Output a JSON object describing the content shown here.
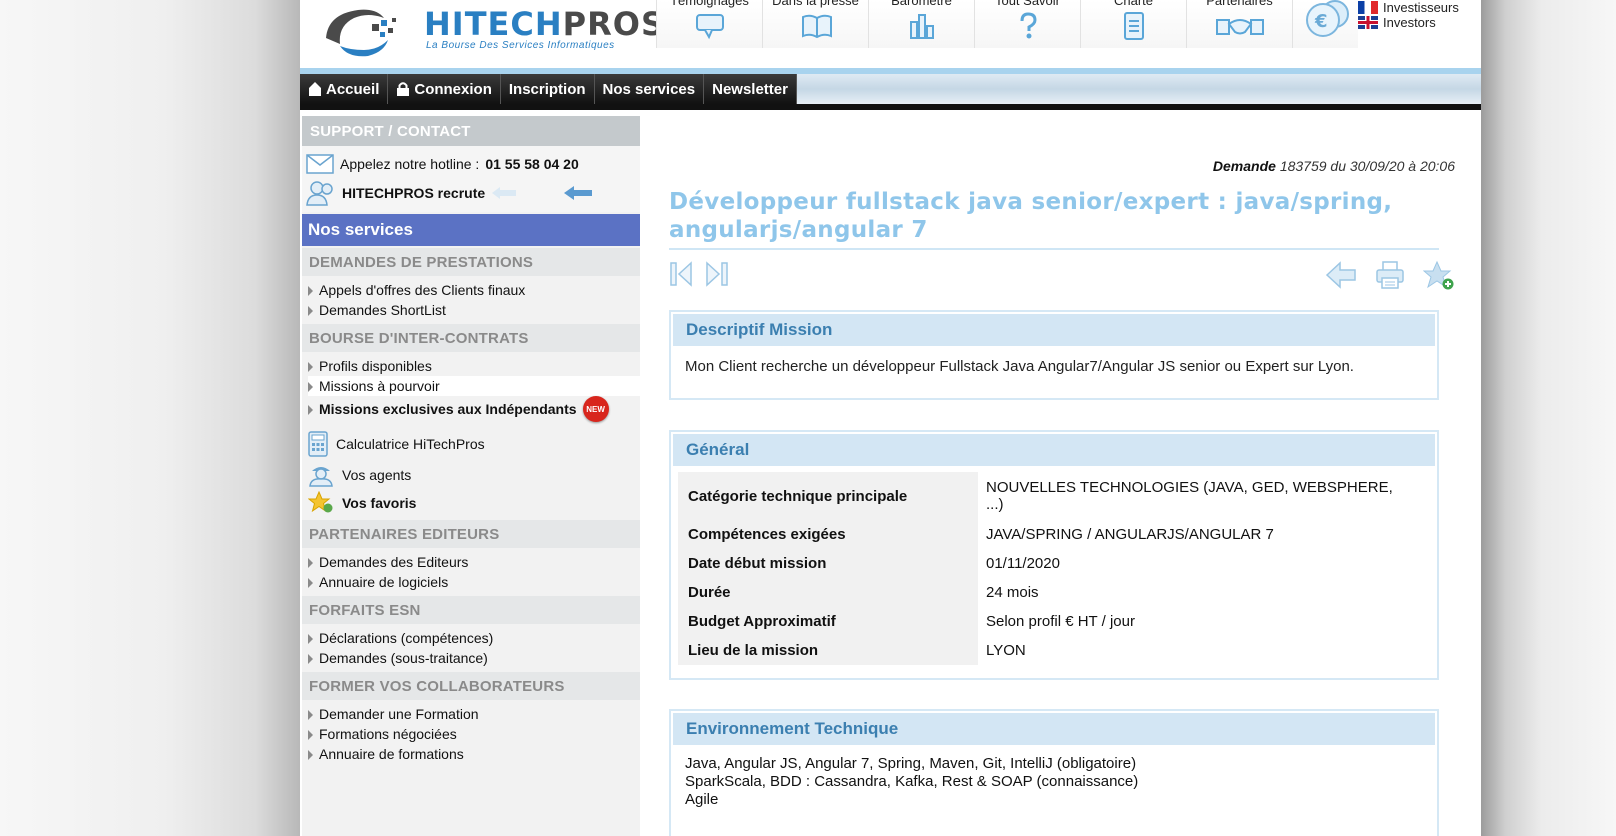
{
  "header": {
    "logo_main": "HITECH",
    "logo_accent": "PROS",
    "tagline": "La Bourse Des Services Informatiques",
    "topnav": [
      {
        "label": "Témoignages",
        "icon": "speech-bubble-icon"
      },
      {
        "label": "Dans la presse",
        "icon": "open-book-icon"
      },
      {
        "label": "Baromètre",
        "icon": "bar-chart-icon"
      },
      {
        "label": "Tout Savoir",
        "icon": "question-mark-icon"
      },
      {
        "label": "Charte",
        "icon": "document-icon"
      },
      {
        "label": "Partenaires",
        "icon": "handshake-icon"
      }
    ],
    "lang": [
      {
        "label": "Investisseurs",
        "flag": "fr"
      },
      {
        "label": "Investors",
        "flag": "uk"
      }
    ]
  },
  "menu": [
    {
      "label": "Accueil",
      "icon": "home-icon"
    },
    {
      "label": "Connexion",
      "icon": "lock-icon"
    },
    {
      "label": "Inscription"
    },
    {
      "label": "Nos services"
    },
    {
      "label": "Newsletter"
    }
  ],
  "sidebar": {
    "support_title": "SUPPORT / CONTACT",
    "hotline_label": "Appelez notre hotline :",
    "hotline_number": "01 55 58 04 20",
    "recrute": "HITECHPROS recrute",
    "services_title": "Nos services",
    "sections": [
      {
        "title": "DEMANDES DE PRESTATIONS",
        "links": [
          "Appels d'offres des Clients finaux",
          "Demandes ShortList"
        ]
      },
      {
        "title": "BOURSE D'INTER-CONTRATS",
        "links": [
          "Profils disponibles",
          "Missions à pourvoir"
        ],
        "exclusive": "Missions exclusives aux Indépendants",
        "new_badge": "NEW"
      },
      {
        "title": "PARTENAIRES EDITEURS",
        "links": [
          "Demandes des Editeurs",
          "Annuaire de logiciels"
        ]
      },
      {
        "title": "FORFAITS ESN",
        "links": [
          "Déclarations (compétences)",
          "Demandes (sous-traitance)"
        ]
      },
      {
        "title": "FORMER VOS COLLABORATEURS",
        "links": [
          "Demander une Formation",
          "Formations négociées",
          "Annuaire de formations"
        ]
      }
    ],
    "tools": [
      "Calculatrice HiTechPros",
      "Vos agents",
      "Vos favoris"
    ]
  },
  "demande": {
    "label": "Demande",
    "detail": "183759 du 30/09/20 à 20:06",
    "title": "Développeur fullstack java senior/expert : java/spring, angularjs/angular 7"
  },
  "descriptif": {
    "title": "Descriptif Mission",
    "text": "Mon Client recherche un développeur Fullstack Java Angular7/Angular JS senior ou Expert sur Lyon."
  },
  "general": {
    "title": "Général",
    "rows": [
      {
        "key": "Catégorie technique principale",
        "value": "NOUVELLES TECHNOLOGIES (JAVA, GED, WEBSPHERE, ...)"
      },
      {
        "key": "Compétences exigées",
        "value": "JAVA/SPRING / ANGULARJS/ANGULAR 7"
      },
      {
        "key": "Date début mission",
        "value": "01/11/2020"
      },
      {
        "key": "Durée",
        "value": "24 mois"
      },
      {
        "key": "Budget Approximatif",
        "value": "Selon profil € HT / jour"
      },
      {
        "key": "Lieu de la mission",
        "value": "LYON"
      }
    ]
  },
  "environnement": {
    "title": "Environnement Technique",
    "lines": [
      "Java, Angular JS, Angular 7, Spring, Maven, Git, IntelliJ (obligatoire)",
      "SparkScala, BDD : Cassandra, Kafka, Rest & SOAP (connaissance)",
      "Agile"
    ]
  },
  "colors": {
    "accent_blue": "#5b72c4",
    "title_blue": "#8fc6ea",
    "panel_head": "#d3e6f4",
    "new_red": "#d8261d"
  }
}
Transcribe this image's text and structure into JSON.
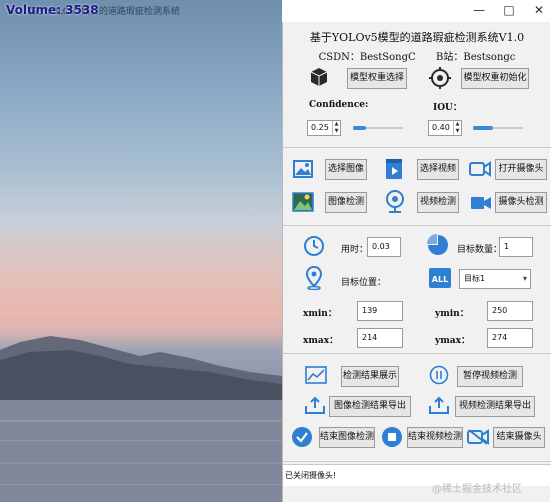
{
  "window": {
    "title": "基于YOLOv5模型的道路瑕疵检测系统",
    "volume": "Volume: 3538",
    "minimize": "—",
    "maximize": "□",
    "close": "✕"
  },
  "header": {
    "title": "基于YOLOv5模型的道路瑕疵检测系统V1.0",
    "csdn": "CSDN：BestSongC",
    "bilibili": "B站：Bestsongc"
  },
  "model": {
    "select_weights": "模型权重选择",
    "init_weights": "模型权重初始化",
    "confidence_label": "Confidence:",
    "confidence_value": "0.25",
    "confidence_level": 0.25,
    "iou_label": "IOU：",
    "iou_value": "0.40",
    "iou_level": 0.4
  },
  "input": {
    "select_image": "选择图像",
    "select_video": "选择视频",
    "open_camera": "打开摄像头",
    "image_detect": "图像检测",
    "video_detect": "视频检测",
    "camera_detect": "摄像头检测"
  },
  "result": {
    "time_label": "用时：",
    "time_value": "0.03",
    "count_label": "目标数量：",
    "count_value": "1",
    "position_label": "目标位置：",
    "target_select": "目标1",
    "xmin_label": "xmin：",
    "xmin_value": "139",
    "ymin_label": "ymin：",
    "ymin_value": "250",
    "xmax_label": "xmax：",
    "xmax_value": "214",
    "ymax_label": "ymax：",
    "ymax_value": "274"
  },
  "actions": {
    "show_result": "检测结果展示",
    "pause_video": "暂停视频检测",
    "export_image": "图像检测结果导出",
    "export_video": "视频检测结果导出",
    "end_image": "结束图像检测",
    "end_video": "结束视频检测",
    "end_camera": "结束摄像头"
  },
  "status": {
    "message": "已关闭摄像头!"
  },
  "watermark": "@稀土掘金技术社区",
  "colors": {
    "accent": "#2b7fd6",
    "icon_blue": "#2f7fd2",
    "panel_bg": "#f1f1f1"
  }
}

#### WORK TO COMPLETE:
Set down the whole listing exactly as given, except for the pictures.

#### FINISHED EXERCISE:
Output a JSON object describing the content shown here.
{
  "header": {
    "logo_main": "HITECH",
    "logo_accent": "PROS",
    "tagline": "La Bourse Des Services Informatiques",
    "topnav": [
      {
        "label": "Témoignages",
        "icon": "speech-bubble-icon"
      },
      {
        "label": "Dans la presse",
        "icon": "open-book-icon"
      },
      {
        "label": "Baromètre",
        "icon": "bar-chart-icon"
      },
      {
        "label": "Tout Savoir",
        "icon": "question-mark-icon"
      },
      {
        "label": "Charte",
        "icon": "document-icon"
      },
      {
        "label": "Partenaires",
        "icon": "handshake-icon"
      }
    ],
    "lang": [
      {
        "label": "Investisseurs",
        "flag": "fr"
      },
      {
        "label": "Investors",
        "flag": "uk"
      }
    ]
  },
  "menu": [
    {
      "label": "Accueil",
      "icon": "home-icon"
    },
    {
      "label": "Connexion",
      "icon": "lock-icon"
    },
    {
      "label": "Inscription"
    },
    {
      "label": "Nos services"
    },
    {
      "label": "Newsletter"
    }
  ],
  "sidebar": {
    "support_title": "SUPPORT / CONTACT",
    "hotline_label": "Appelez notre hotline :",
    "hotline_number": "01 55 58 04 20",
    "recrute": "HITECHPROS recrute",
    "services_title": "Nos services",
    "sections": [
      {
        "title": "DEMANDES DE PRESTATIONS",
        "links": [
          "Appels d'offres des Clients finaux",
          "Demandes ShortList"
        ]
      },
      {
        "title": "BOURSE D'INTER-CONTRATS",
        "links": [
          "Profils disponibles",
          "Missions à pourvoir"
        ],
        "exclusive": "Missions exclusives aux Indépendants",
        "new_badge": "NEW"
      },
      {
        "title": "PARTENAIRES EDITEURS",
        "links": [
          "Demandes des Editeurs",
          "Annuaire de logiciels"
        ]
      },
      {
        "title": "FORFAITS ESN",
        "links": [
          "Déclarations (compétences)",
          "Demandes (sous-traitance)"
        ]
      },
      {
        "title": "FORMER VOS COLLABORATEURS",
        "links": [
          "Demander une Formation",
          "Formations négociées",
          "Annuaire de formations"
        ]
      }
    ],
    "tools": [
      "Calculatrice HiTechPros",
      "Vos agents",
      "Vos favoris"
    ]
  },
  "demande": {
    "label": "Demande",
    "detail": "183759 du 30/09/20 à 20:06",
    "title": "Développeur fullstack java senior/expert : java/spring, angularjs/angular 7"
  },
  "descriptif": {
    "title": "Descriptif Mission",
    "text": "Mon Client recherche un développeur Fullstack Java Angular7/Angular JS senior ou Expert sur Lyon."
  },
  "general": {
    "title": "Général",
    "rows": [
      {
        "key": "Catégorie technique principale",
        "value": "NOUVELLES TECHNOLOGIES (JAVA, GED, WEBSPHERE, ...)"
      },
      {
        "key": "Compétences exigées",
        "value": "JAVA/SPRING / ANGULARJS/ANGULAR 7"
      },
      {
        "key": "Date début mission",
        "value": "01/11/2020"
      },
      {
        "key": "Durée",
        "value": "24 mois"
      },
      {
        "key": "Budget Approximatif",
        "value": "Selon profil € HT / jour"
      },
      {
        "key": "Lieu de la mission",
        "value": "LYON"
      }
    ]
  },
  "environnement": {
    "title": "Environnement Technique",
    "lines": [
      "Java, Angular JS, Angular 7, Spring, Maven, Git, IntelliJ (obligatoire)",
      "SparkScala, BDD : Cassandra, Kafka, Rest & SOAP (connaissance)",
      "Agile"
    ]
  },
  "colors": {
    "accent_blue": "#5b72c4",
    "title_blue": "#8fc6ea",
    "panel_head": "#d3e6f4",
    "new_red": "#d8261d"
  }
}
Transcribe this image's text and structure into JSON.
{
  "window": {
    "title": "基于YOLOv5模型的道路瑕疵检测系统",
    "volume": "Volume: 3538",
    "minimize": "—",
    "maximize": "□",
    "close": "✕"
  },
  "header": {
    "title": "基于YOLOv5模型的道路瑕疵检测系统V1.0",
    "csdn": "CSDN：BestSongC",
    "bilibili": "B站：Bestsongc"
  },
  "model": {
    "select_weights": "模型权重选择",
    "init_weights": "模型权重初始化",
    "confidence_label": "Confidence:",
    "confidence_value": "0.25",
    "confidence_level": 0.25,
    "iou_label": "IOU：",
    "iou_value": "0.40",
    "iou_level": 0.4
  },
  "input": {
    "select_image": "选择图像",
    "select_video": "选择视频",
    "open_camera": "打开摄像头",
    "image_detect": "图像检测",
    "video_detect": "视频检测",
    "camera_detect": "摄像头检测"
  },
  "result": {
    "time_label": "用时：",
    "time_value": "0.03",
    "count_label": "目标数量：",
    "count_value": "1",
    "position_label": "目标位置：",
    "target_select": "目标1",
    "xmin_label": "xmin：",
    "xmin_value": "139",
    "ymin_label": "ymin：",
    "ymin_value": "250",
    "xmax_label": "xmax：",
    "xmax_value": "214",
    "ymax_label": "ymax：",
    "ymax_value": "274"
  },
  "actions": {
    "show_result": "检测结果展示",
    "pause_video": "暂停视频检测",
    "export_image": "图像检测结果导出",
    "export_video": "视频检测结果导出",
    "end_image": "结束图像检测",
    "end_video": "结束视频检测",
    "end_camera": "结束摄像头"
  },
  "status": {
    "message": "已关闭摄像头!"
  },
  "watermark": "@稀土掘金技术社区",
  "colors": {
    "accent": "#2b7fd6",
    "icon_blue": "#2f7fd2",
    "panel_bg": "#f1f1f1"
  }
}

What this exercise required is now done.